*** Opening SOURCE MATERIAL ***
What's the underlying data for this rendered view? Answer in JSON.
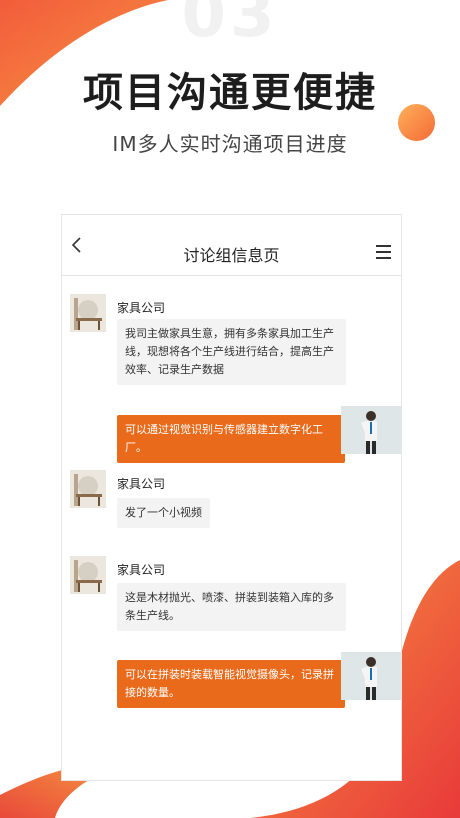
{
  "hero": {
    "number": "03",
    "title": "项目沟通更便捷",
    "subtitle": "IM多人实时沟通项目进度"
  },
  "nav": {
    "back_icon": "chevron-left-icon",
    "title": "讨论组信息页",
    "menu_icon": "hamburger-menu-icon"
  },
  "messages": [
    {
      "direction": "in",
      "sender": "家具公司",
      "text": "我司主做家具生意，拥有多条家具加工生产线，现想将各个生产线进行结合，提高生产效率、记录生产数据"
    },
    {
      "direction": "out",
      "text": "可以通过视觉识别与传感器建立数字化工厂。"
    },
    {
      "direction": "in",
      "sender": "家具公司",
      "text": "发了一个小视频"
    },
    {
      "direction": "in",
      "sender": "家具公司",
      "text": "这是木材抛光、喷漆、拼装到装箱入库的多条生产线。"
    },
    {
      "direction": "out",
      "text": "可以在拼装时装载智能视觉摄像头，记录拼接的数量。"
    }
  ],
  "colors": {
    "accent": "#ea6a1b",
    "gradient_start": "#f79440",
    "gradient_end": "#e83a3a"
  }
}
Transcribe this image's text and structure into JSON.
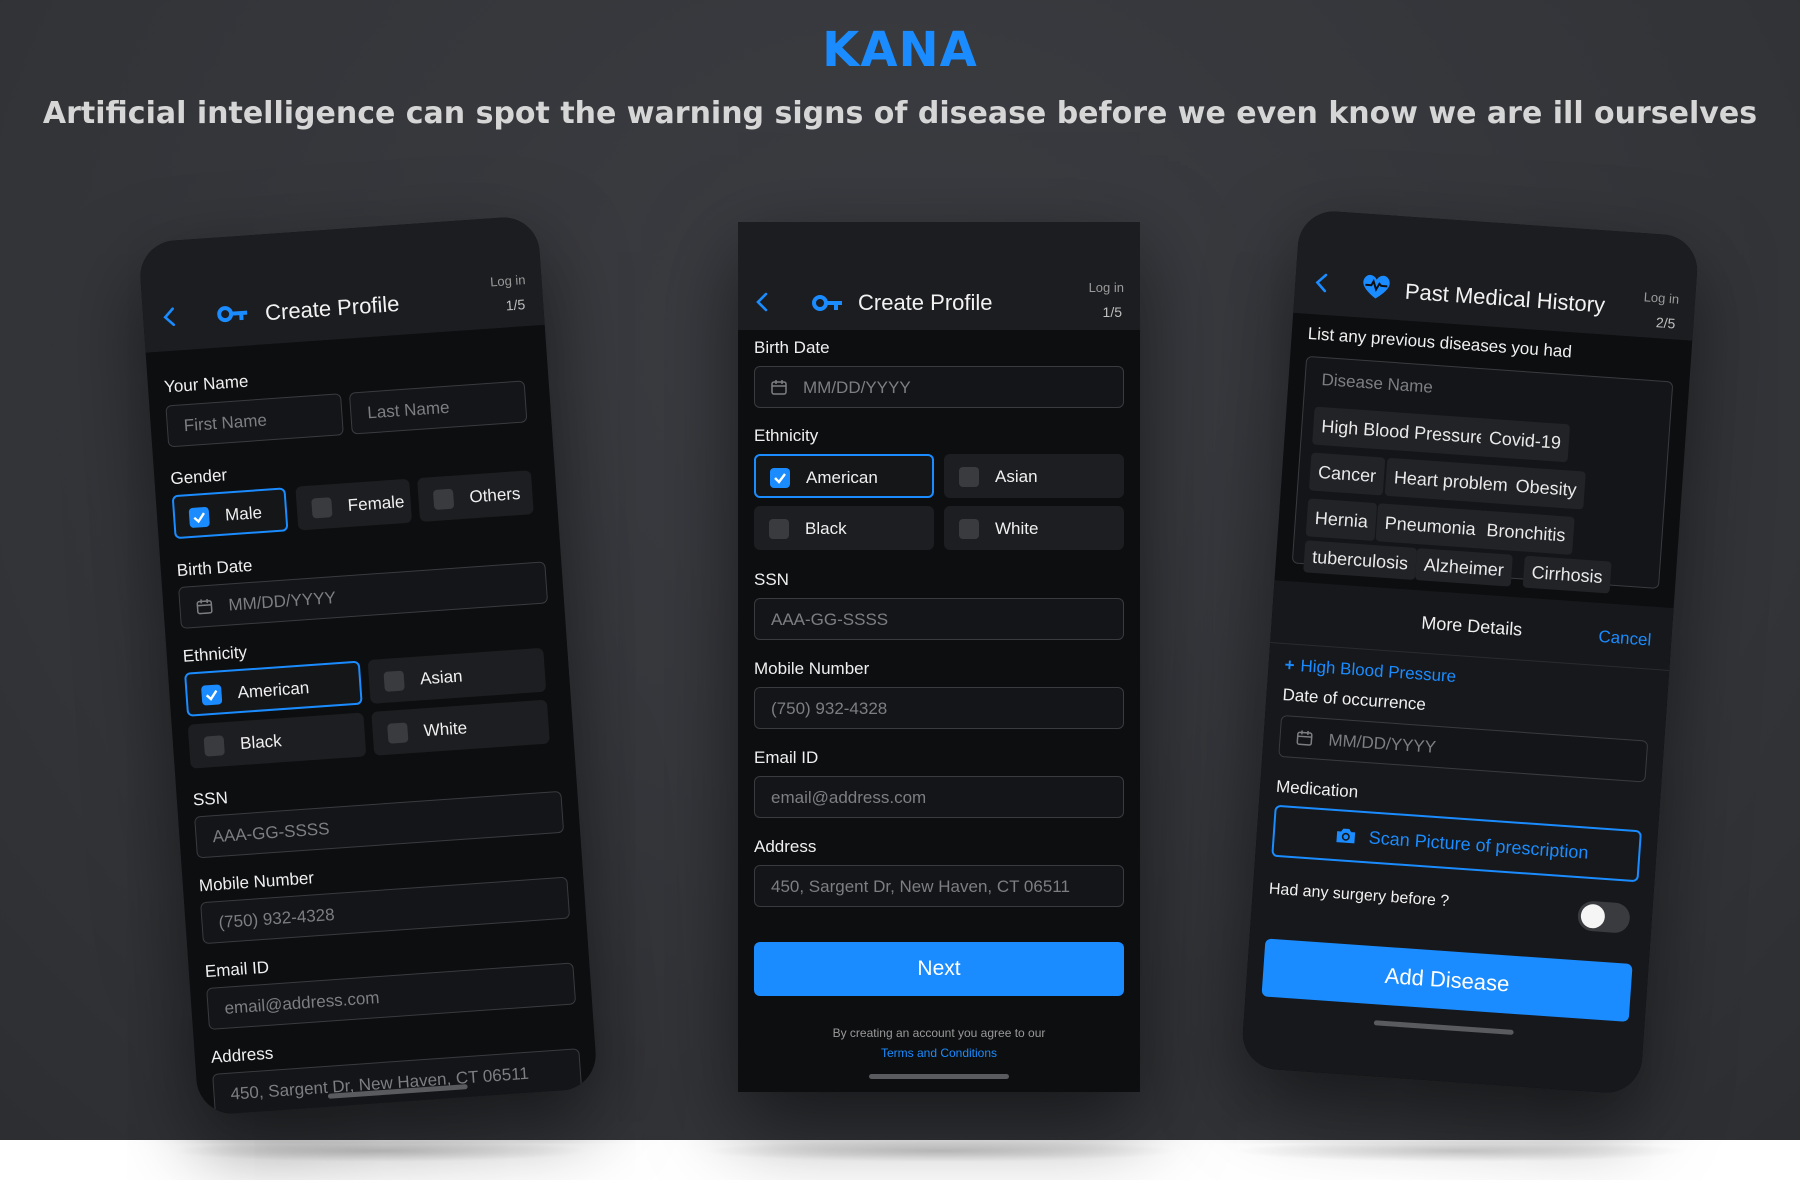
{
  "header": {
    "brand": "KANA",
    "tagline": "Artificial intelligence can spot the warning signs of disease before we even know we are ill ourselves"
  },
  "colors": {
    "accent": "#1a8cff",
    "background": "#323438",
    "phone": "#0d0e10"
  },
  "phone1": {
    "title": "Create Profile",
    "login": "Log in",
    "step": "1/5",
    "your_name_label": "Your Name",
    "first_name_placeholder": "First Name",
    "last_name_placeholder": "Last Name",
    "gender_label": "Gender",
    "gender_options": [
      "Male",
      "Female",
      "Others"
    ],
    "gender_selected": "Male",
    "birth_date_label": "Birth Date",
    "birth_date_placeholder": "MM/DD/YYYY",
    "ethnicity_label": "Ethnicity",
    "ethnicity_options": [
      "American",
      "Asian",
      "Black",
      "White"
    ],
    "ethnicity_selected": "American",
    "ssn_label": "SSN",
    "ssn_placeholder": "AAA-GG-SSSS",
    "mobile_label": "Mobile Number",
    "mobile_placeholder": "(750) 932-4328",
    "email_label": "Email ID",
    "email_placeholder": "email@address.com",
    "address_label": "Address",
    "address_placeholder": "450, Sargent Dr, New Haven, CT 06511"
  },
  "phone2": {
    "title": "Create Profile",
    "login": "Log in",
    "step": "1/5",
    "birth_date_label": "Birth Date",
    "birth_date_placeholder": "MM/DD/YYYY",
    "ethnicity_label": "Ethnicity",
    "ethnicity_options": [
      "American",
      "Asian",
      "Black",
      "White"
    ],
    "ethnicity_selected": "American",
    "ssn_label": "SSN",
    "ssn_placeholder": "AAA-GG-SSSS",
    "mobile_label": "Mobile Number",
    "mobile_placeholder": "(750) 932-4328",
    "email_label": "Email ID",
    "email_placeholder": "email@address.com",
    "address_label": "Address",
    "address_placeholder": "450, Sargent Dr, New Haven, CT 06511",
    "next_label": "Next",
    "terms_text": "By creating an account you agree to our",
    "terms_link": "Terms and Conditions"
  },
  "phone3": {
    "title": "Past Medical History",
    "login": "Log in",
    "step": "2/5",
    "instruction": "List any previous diseases you had",
    "disease_placeholder": "Disease Name",
    "diseases": [
      "High Blood Pressure",
      "Covid-19",
      "Cancer",
      "Heart problem",
      "Obesity",
      "Hernia",
      "Pneumonia",
      "Bronchitis",
      "tuberculosis",
      "Alzheimer",
      "Cirrhosis"
    ],
    "more_details_title": "More Details",
    "cancel_label": "Cancel",
    "selected_disease": "High Blood Pressure",
    "date_label": "Date of occurrence",
    "date_placeholder": "MM/DD/YYYY",
    "medication_label": "Medication",
    "scan_label": "Scan Picture of prescription",
    "surgery_label": "Had any surgery before ?",
    "surgery_toggle": "off",
    "add_label": "Add Disease"
  }
}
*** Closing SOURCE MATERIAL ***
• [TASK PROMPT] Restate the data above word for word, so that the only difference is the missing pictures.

• [WRITTEN SOLUTION]
What's the underlying data for this rendered view? Answer in JSON.
{
  "hero": {
    "number": "03",
    "title": "项目沟通更便捷",
    "subtitle": "IM多人实时沟通项目进度"
  },
  "nav": {
    "back_icon": "chevron-left-icon",
    "title": "讨论组信息页",
    "menu_icon": "hamburger-menu-icon"
  },
  "messages": [
    {
      "direction": "in",
      "sender": "家具公司",
      "text": "我司主做家具生意，拥有多条家具加工生产线，现想将各个生产线进行结合，提高生产效率、记录生产数据"
    },
    {
      "direction": "out",
      "text": "可以通过视觉识别与传感器建立数字化工厂。"
    },
    {
      "direction": "in",
      "sender": "家具公司",
      "text": "发了一个小视频"
    },
    {
      "direction": "in",
      "sender": "家具公司",
      "text": "这是木材抛光、喷漆、拼装到装箱入库的多条生产线。"
    },
    {
      "direction": "out",
      "text": "可以在拼装时装载智能视觉摄像头，记录拼接的数量。"
    }
  ],
  "colors": {
    "accent": "#ea6a1b",
    "gradient_start": "#f79440",
    "gradient_end": "#e83a3a"
  }
}
Transcribe this image's text and structure into JSON.
{
  "header": {
    "brand": "KANA",
    "tagline": "Artificial intelligence can spot the warning signs of disease before we even know we are ill ourselves"
  },
  "colors": {
    "accent": "#1a8cff",
    "background": "#323438",
    "phone": "#0d0e10"
  },
  "phone1": {
    "title": "Create Profile",
    "login": "Log in",
    "step": "1/5",
    "your_name_label": "Your Name",
    "first_name_placeholder": "First Name",
    "last_name_placeholder": "Last Name",
    "gender_label": "Gender",
    "gender_options": [
      "Male",
      "Female",
      "Others"
    ],
    "gender_selected": "Male",
    "birth_date_label": "Birth Date",
    "birth_date_placeholder": "MM/DD/YYYY",
    "ethnicity_label": "Ethnicity",
    "ethnicity_options": [
      "American",
      "Asian",
      "Black",
      "White"
    ],
    "ethnicity_selected": "American",
    "ssn_label": "SSN",
    "ssn_placeholder": "AAA-GG-SSSS",
    "mobile_label": "Mobile Number",
    "mobile_placeholder": "(750) 932-4328",
    "email_label": "Email ID",
    "email_placeholder": "email@address.com",
    "address_label": "Address",
    "address_placeholder": "450, Sargent Dr, New Haven, CT 06511"
  },
  "phone2": {
    "title": "Create Profile",
    "login": "Log in",
    "step": "1/5",
    "birth_date_label": "Birth Date",
    "birth_date_placeholder": "MM/DD/YYYY",
    "ethnicity_label": "Ethnicity",
    "ethnicity_options": [
      "American",
      "Asian",
      "Black",
      "White"
    ],
    "ethnicity_selected": "American",
    "ssn_label": "SSN",
    "ssn_placeholder": "AAA-GG-SSSS",
    "mobile_label": "Mobile Number",
    "mobile_placeholder": "(750) 932-4328",
    "email_label": "Email ID",
    "email_placeholder": "email@address.com",
    "address_label": "Address",
    "address_placeholder": "450, Sargent Dr, New Haven, CT 06511",
    "next_label": "Next",
    "terms_text": "By creating an account you agree to our",
    "terms_link": "Terms and Conditions"
  },
  "phone3": {
    "title": "Past Medical History",
    "login": "Log in",
    "step": "2/5",
    "instruction": "List any previous diseases you had",
    "disease_placeholder": "Disease Name",
    "diseases": [
      "High Blood Pressure",
      "Covid-19",
      "Cancer",
      "Heart problem",
      "Obesity",
      "Hernia",
      "Pneumonia",
      "Bronchitis",
      "tuberculosis",
      "Alzheimer",
      "Cirrhosis"
    ],
    "more_details_title": "More Details",
    "cancel_label": "Cancel",
    "selected_disease": "High Blood Pressure",
    "date_label": "Date of occurrence",
    "date_placeholder": "MM/DD/YYYY",
    "medication_label": "Medication",
    "scan_label": "Scan Picture of prescription",
    "surgery_label": "Had any surgery before ?",
    "surgery_toggle": "off",
    "add_label": "Add Disease"
  }
}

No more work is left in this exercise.